┌────────
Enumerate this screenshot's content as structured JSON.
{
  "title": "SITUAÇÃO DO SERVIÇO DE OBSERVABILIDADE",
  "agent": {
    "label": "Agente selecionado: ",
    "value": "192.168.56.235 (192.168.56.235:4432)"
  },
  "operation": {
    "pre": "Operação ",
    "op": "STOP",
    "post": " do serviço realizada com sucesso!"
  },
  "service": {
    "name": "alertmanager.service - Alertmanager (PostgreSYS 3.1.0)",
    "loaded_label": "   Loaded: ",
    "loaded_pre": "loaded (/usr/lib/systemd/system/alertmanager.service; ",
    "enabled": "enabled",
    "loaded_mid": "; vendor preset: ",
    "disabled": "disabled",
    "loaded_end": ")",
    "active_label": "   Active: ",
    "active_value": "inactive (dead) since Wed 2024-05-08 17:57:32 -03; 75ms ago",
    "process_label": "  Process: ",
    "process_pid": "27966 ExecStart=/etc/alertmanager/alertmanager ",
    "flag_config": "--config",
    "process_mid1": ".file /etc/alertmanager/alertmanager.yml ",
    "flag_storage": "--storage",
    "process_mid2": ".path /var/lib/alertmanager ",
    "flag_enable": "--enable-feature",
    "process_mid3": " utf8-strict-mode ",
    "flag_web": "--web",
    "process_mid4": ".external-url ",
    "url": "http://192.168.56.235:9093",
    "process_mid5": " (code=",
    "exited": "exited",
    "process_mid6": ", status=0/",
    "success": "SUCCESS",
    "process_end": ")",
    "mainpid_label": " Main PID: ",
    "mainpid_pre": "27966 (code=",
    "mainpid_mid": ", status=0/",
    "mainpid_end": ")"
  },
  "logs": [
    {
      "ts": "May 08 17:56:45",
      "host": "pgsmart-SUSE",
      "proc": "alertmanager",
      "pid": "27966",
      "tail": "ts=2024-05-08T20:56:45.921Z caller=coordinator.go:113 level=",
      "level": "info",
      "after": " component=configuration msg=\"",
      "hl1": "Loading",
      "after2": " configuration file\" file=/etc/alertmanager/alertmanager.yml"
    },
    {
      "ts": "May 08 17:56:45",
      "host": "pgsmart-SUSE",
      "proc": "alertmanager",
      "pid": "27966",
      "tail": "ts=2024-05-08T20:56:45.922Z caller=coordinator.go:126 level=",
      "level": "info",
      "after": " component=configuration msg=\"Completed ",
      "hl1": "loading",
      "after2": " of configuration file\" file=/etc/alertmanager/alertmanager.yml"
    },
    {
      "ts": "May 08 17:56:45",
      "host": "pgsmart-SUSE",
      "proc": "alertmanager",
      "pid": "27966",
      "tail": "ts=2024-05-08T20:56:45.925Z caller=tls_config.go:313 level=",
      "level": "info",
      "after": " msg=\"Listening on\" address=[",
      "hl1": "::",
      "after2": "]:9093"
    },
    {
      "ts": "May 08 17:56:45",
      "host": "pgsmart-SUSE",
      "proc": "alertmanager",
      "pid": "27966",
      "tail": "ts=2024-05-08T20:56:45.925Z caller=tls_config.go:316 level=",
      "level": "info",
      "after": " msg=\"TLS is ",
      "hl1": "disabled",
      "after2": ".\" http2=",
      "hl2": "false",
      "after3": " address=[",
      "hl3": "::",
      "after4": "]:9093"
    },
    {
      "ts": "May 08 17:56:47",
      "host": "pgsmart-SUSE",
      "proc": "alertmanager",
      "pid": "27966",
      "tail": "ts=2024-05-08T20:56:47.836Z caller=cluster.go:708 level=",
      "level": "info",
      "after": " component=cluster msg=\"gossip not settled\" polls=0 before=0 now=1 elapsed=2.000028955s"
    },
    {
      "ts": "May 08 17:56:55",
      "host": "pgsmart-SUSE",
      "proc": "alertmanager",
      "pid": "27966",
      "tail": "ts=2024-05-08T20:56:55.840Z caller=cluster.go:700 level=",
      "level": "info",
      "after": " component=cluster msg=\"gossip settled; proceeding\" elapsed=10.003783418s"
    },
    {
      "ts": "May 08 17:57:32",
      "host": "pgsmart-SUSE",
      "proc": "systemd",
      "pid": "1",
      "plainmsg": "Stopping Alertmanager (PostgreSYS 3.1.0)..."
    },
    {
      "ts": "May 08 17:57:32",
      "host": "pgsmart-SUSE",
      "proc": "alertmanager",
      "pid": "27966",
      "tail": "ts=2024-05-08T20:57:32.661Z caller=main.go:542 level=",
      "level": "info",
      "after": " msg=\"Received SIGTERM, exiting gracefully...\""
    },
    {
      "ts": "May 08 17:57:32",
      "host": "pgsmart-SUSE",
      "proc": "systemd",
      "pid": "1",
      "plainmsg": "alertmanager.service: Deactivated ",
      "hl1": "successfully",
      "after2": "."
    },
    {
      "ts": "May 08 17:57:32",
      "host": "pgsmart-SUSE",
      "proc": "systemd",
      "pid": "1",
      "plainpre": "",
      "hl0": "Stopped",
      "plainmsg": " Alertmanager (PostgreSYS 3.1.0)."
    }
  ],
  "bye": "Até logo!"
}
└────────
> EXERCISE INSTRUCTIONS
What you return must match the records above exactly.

> EXERCISE SOLUTION
Enumerate this screenshot's content as structured JSON.
{
  "title": "SITUAÇÃO DO SERVIÇO DE OBSERVABILIDADE",
  "agent": {
    "label": "Agente selecionado: ",
    "value": "192.168.56.235 (192.168.56.235:4432)"
  },
  "operation": {
    "pre": "Operação ",
    "op": "STOP",
    "post": " do serviço realizada com sucesso!"
  },
  "service": {
    "name": "alertmanager.service - Alertmanager (PostgreSYS 3.1.0)",
    "loaded_label": "   Loaded: ",
    "loaded_pre": "loaded (/usr/lib/systemd/system/alertmanager.service; ",
    "enabled": "enabled",
    "loaded_mid": "; vendor preset: ",
    "disabled": "disabled",
    "loaded_end": ")",
    "active_label": "   Active: ",
    "active_value": "inactive (dead) since Wed 2024-05-08 17:57:32 -03; 75ms ago",
    "process_label": "  Process: ",
    "process_pid": "27966 ExecStart=/etc/alertmanager/alertmanager ",
    "flag_config": "--config",
    "process_mid1": ".file /etc/alertmanager/alertmanager.yml ",
    "flag_storage": "--storage",
    "process_mid2": ".path /var/lib/alertmanager ",
    "flag_enable": "--enable-feature",
    "process_mid3": " utf8-strict-mode ",
    "flag_web": "--web",
    "process_mid4": ".external-url ",
    "url": "http://192.168.56.235:9093",
    "process_mid5": " (code=",
    "exited": "exited",
    "process_mid6": ", status=0/",
    "success": "SUCCESS",
    "process_end": ")",
    "mainpid_label": " Main PID: ",
    "mainpid_pre": "27966 (code=",
    "mainpid_mid": ", status=0/",
    "mainpid_end": ")"
  },
  "logs": [
    {
      "ts": "May 08 17:56:45",
      "host": "pgsmart-SUSE",
      "proc": "alertmanager",
      "pid": "27966",
      "tail": "ts=2024-05-08T20:56:45.921Z caller=coordinator.go:113 level=",
      "level": "info",
      "after": " component=configuration msg=\"",
      "hl1": "Loading",
      "after2": " configuration file\" file=/etc/alertmanager/alertmanager.yml"
    },
    {
      "ts": "May 08 17:56:45",
      "host": "pgsmart-SUSE",
      "proc": "alertmanager",
      "pid": "27966",
      "tail": "ts=2024-05-08T20:56:45.922Z caller=coordinator.go:126 level=",
      "level": "info",
      "after": " component=configuration msg=\"Completed ",
      "hl1": "loading",
      "after2": " of configuration file\" file=/etc/alertmanager/alertmanager.yml"
    },
    {
      "ts": "May 08 17:56:45",
      "host": "pgsmart-SUSE",
      "proc": "alertmanager",
      "pid": "27966",
      "tail": "ts=2024-05-08T20:56:45.925Z caller=tls_config.go:313 level=",
      "level": "info",
      "after": " msg=\"Listening on\" address=[",
      "hl1": "::",
      "after2": "]:9093"
    },
    {
      "ts": "May 08 17:56:45",
      "host": "pgsmart-SUSE",
      "proc": "alertmanager",
      "pid": "27966",
      "tail": "ts=2024-05-08T20:56:45.925Z caller=tls_config.go:316 level=",
      "level": "info",
      "after": " msg=\"TLS is ",
      "hl1": "disabled",
      "after2": ".\" http2=",
      "hl2": "false",
      "after3": " address=[",
      "hl3": "::",
      "after4": "]:9093"
    },
    {
      "ts": "May 08 17:56:47",
      "host": "pgsmart-SUSE",
      "proc": "alertmanager",
      "pid": "27966",
      "tail": "ts=2024-05-08T20:56:47.836Z caller=cluster.go:708 level=",
      "level": "info",
      "after": " component=cluster msg=\"gossip not settled\" polls=0 before=0 now=1 elapsed=2.000028955s"
    },
    {
      "ts": "May 08 17:56:55",
      "host": "pgsmart-SUSE",
      "proc": "alertmanager",
      "pid": "27966",
      "tail": "ts=2024-05-08T20:56:55.840Z caller=cluster.go:700 level=",
      "level": "info",
      "after": " component=cluster msg=\"gossip settled; proceeding\" elapsed=10.003783418s"
    },
    {
      "ts": "May 08 17:57:32",
      "host": "pgsmart-SUSE",
      "proc": "systemd",
      "pid": "1",
      "plainmsg": "Stopping Alertmanager (PostgreSYS 3.1.0)..."
    },
    {
      "ts": "May 08 17:57:32",
      "host": "pgsmart-SUSE",
      "proc": "alertmanager",
      "pid": "27966",
      "tail": "ts=2024-05-08T20:57:32.661Z caller=main.go:542 level=",
      "level": "info",
      "after": " msg=\"Received SIGTERM, exiting gracefully...\""
    },
    {
      "ts": "May 08 17:57:32",
      "host": "pgsmart-SUSE",
      "proc": "systemd",
      "pid": "1",
      "plainmsg": "alertmanager.service: Deactivated ",
      "hl1": "successfully",
      "after2": "."
    },
    {
      "ts": "May 08 17:57:32",
      "host": "pgsmart-SUSE",
      "proc": "systemd",
      "pid": "1",
      "plainpre": "",
      "hl0": "Stopped",
      "plainmsg": " Alertmanager (PostgreSYS 3.1.0)."
    }
  ],
  "bye": "Até logo!"
}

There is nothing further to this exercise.